### Work to complete
Work out how many lines of the listing below hold the word "views", and give that number only.

### Supplied entries
============================================================

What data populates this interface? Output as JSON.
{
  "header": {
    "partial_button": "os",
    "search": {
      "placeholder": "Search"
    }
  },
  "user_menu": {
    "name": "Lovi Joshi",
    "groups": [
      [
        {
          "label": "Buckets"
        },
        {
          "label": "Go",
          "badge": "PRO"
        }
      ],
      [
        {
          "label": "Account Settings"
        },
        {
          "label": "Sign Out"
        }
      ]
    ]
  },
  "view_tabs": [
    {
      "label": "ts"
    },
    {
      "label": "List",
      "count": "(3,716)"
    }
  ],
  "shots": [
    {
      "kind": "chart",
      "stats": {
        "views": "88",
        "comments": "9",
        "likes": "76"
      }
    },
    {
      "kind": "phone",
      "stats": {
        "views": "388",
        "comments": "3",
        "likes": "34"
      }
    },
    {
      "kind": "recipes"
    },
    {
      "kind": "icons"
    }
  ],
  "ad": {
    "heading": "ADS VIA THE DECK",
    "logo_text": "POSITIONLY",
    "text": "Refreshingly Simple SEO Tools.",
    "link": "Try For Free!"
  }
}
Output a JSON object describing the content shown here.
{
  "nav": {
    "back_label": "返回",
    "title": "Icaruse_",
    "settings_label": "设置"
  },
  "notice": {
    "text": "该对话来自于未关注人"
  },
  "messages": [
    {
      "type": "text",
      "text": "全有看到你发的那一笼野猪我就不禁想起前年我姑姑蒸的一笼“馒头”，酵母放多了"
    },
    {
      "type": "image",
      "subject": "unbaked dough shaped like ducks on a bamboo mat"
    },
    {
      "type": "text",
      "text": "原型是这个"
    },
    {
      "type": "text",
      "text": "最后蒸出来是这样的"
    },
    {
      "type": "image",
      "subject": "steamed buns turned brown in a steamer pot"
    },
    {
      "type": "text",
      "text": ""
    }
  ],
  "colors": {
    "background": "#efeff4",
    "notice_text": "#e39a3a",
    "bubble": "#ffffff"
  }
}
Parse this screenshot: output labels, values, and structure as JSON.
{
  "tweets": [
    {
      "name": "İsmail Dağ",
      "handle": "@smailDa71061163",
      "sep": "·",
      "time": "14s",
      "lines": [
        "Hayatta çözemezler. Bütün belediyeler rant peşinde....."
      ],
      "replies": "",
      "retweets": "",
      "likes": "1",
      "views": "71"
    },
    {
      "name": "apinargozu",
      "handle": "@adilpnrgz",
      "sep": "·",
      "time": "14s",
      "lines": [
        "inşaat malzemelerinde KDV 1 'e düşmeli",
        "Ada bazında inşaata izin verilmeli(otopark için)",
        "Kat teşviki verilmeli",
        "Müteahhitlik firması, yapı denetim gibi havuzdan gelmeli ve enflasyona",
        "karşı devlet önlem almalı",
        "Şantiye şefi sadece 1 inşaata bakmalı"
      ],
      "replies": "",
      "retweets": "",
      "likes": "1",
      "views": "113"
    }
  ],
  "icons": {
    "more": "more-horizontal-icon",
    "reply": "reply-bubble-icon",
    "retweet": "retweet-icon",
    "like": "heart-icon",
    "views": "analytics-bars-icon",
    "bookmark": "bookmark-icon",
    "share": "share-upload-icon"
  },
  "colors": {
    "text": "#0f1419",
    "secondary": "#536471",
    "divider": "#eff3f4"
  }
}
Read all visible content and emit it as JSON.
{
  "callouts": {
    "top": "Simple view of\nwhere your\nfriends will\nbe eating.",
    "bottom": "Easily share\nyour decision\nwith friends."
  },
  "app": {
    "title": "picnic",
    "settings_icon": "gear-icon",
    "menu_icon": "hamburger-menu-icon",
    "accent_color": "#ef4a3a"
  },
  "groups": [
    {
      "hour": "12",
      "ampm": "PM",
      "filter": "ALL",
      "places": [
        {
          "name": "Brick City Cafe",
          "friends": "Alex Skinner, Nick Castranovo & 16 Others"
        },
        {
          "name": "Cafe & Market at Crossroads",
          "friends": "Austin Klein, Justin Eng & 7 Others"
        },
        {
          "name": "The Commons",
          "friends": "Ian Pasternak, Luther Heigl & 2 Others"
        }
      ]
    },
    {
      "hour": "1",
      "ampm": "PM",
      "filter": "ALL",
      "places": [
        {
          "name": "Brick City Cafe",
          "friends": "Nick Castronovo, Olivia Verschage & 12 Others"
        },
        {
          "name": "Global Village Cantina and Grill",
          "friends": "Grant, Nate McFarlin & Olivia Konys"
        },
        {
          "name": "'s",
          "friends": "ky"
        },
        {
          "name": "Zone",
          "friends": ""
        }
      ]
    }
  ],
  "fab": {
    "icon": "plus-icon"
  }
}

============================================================

### Answer to this problem
5